Objective: Exposure to high levels of air pollutants may be linked to diabetes-associated mortality, but the associations remain unclear. To assess the associations between main air pollutants and diabetes-associated mortality, a systematic review and meta-analysis was performed.
Methods: PubMed, Embase and Web of Science were searched for studies investigating the associations between increments in gaseous (nitrogen dioxide (NO2), sulphur dioxide, ozone (O3) and carbon monoxide) and particulate matter (PM; diameter<2.5 μm (PM2.5) or <10 μm (PM10)) air pollutants and diabetes-associated mortality. Using a random-effects model, relative risks (RRs) and 95% CIs were calculated per interquartile range (IQR) increment or per 10 μg/m3 increment in pollutant concentrations.
Results: Out of 925 identified articles, 36 were reviewed in depth and 12 studies from 13 articles satisfying the inclusion criteria (five time-series, five case-crossovers and two cohorts) were finally included. Increased risk of diabetes-associated mortality was associated with higher levels of PM2.5 (per 10 μg/m3: RR=1.123, 95% CI 1.036-1.217, P=0.005, I2=96.1%), PM10 (per 10 μg/m3: RR=1.008, 95% CI 1.004-1.013, P<0.001, I2=0%), NO2 (per 10 μg/m3: RR=1.024, 95% CI 1.007-1.041, P=0.006, I2=49.7%) and O3 (per IQR increment: RR=1.065, 95% CI 1.017-1.115, P=0.007, I2=0.0%). No obvious risk of publication bias was observed.
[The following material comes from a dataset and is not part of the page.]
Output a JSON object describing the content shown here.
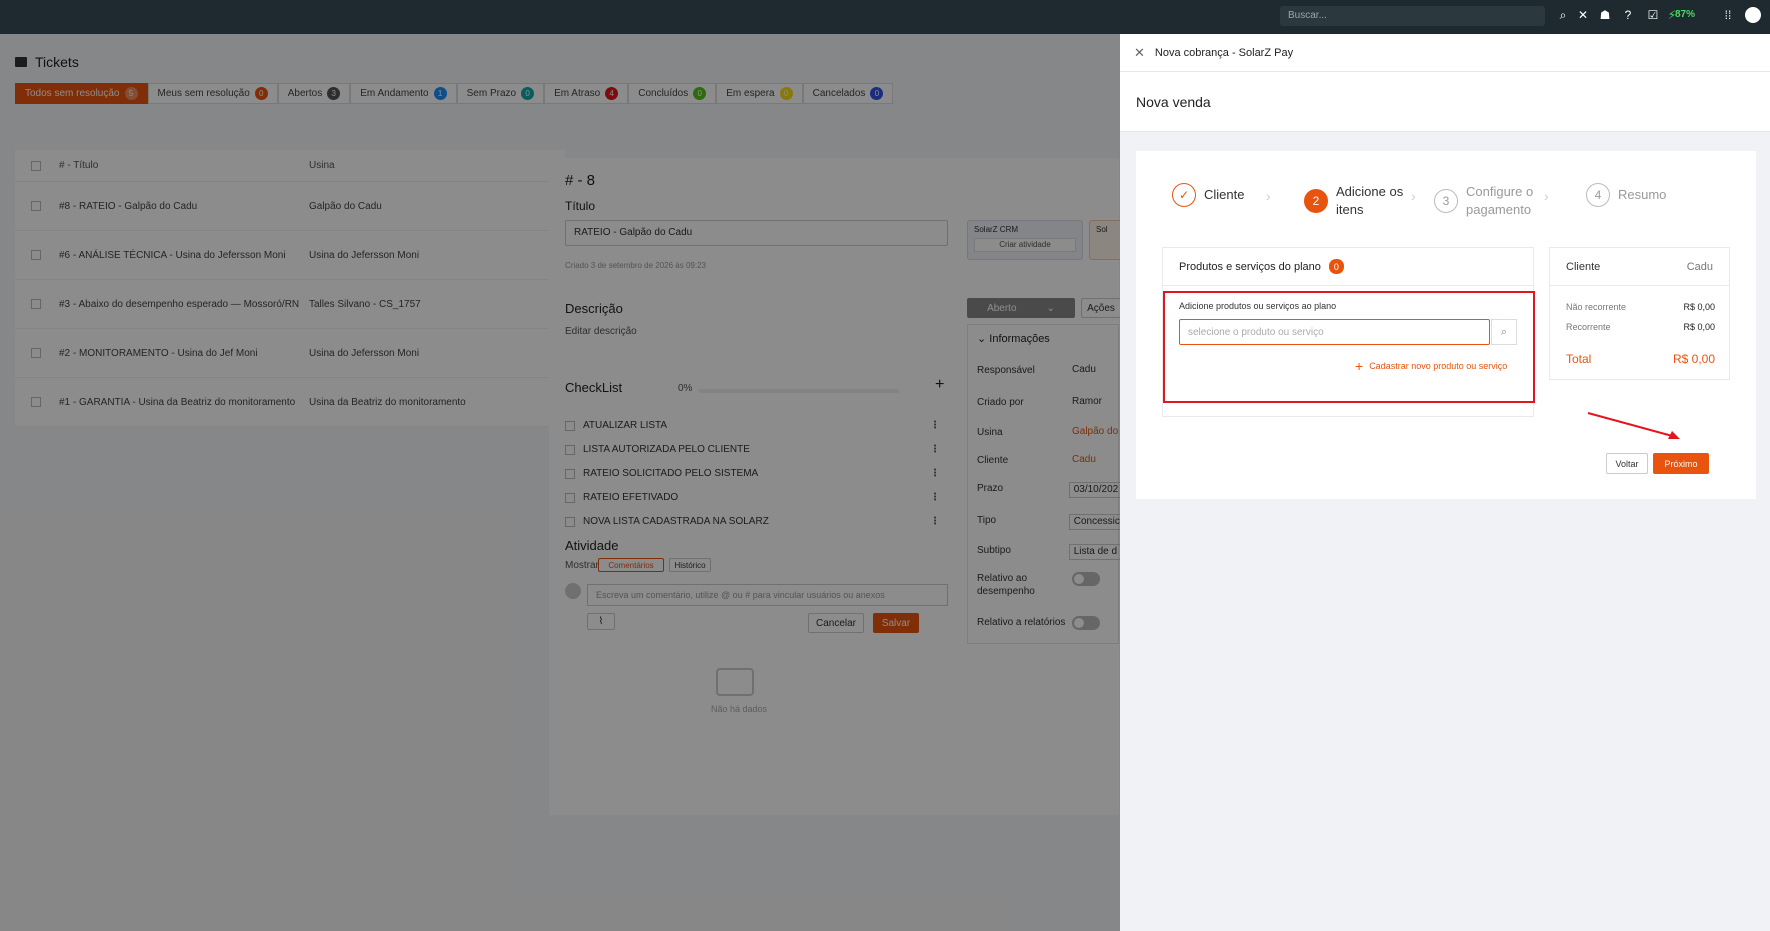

Conclusions: Exposure to high levels of air pollutants is significantly associated with an increased risk of diabetes-associated mortality.
© 2014 European Society of Endocrinology.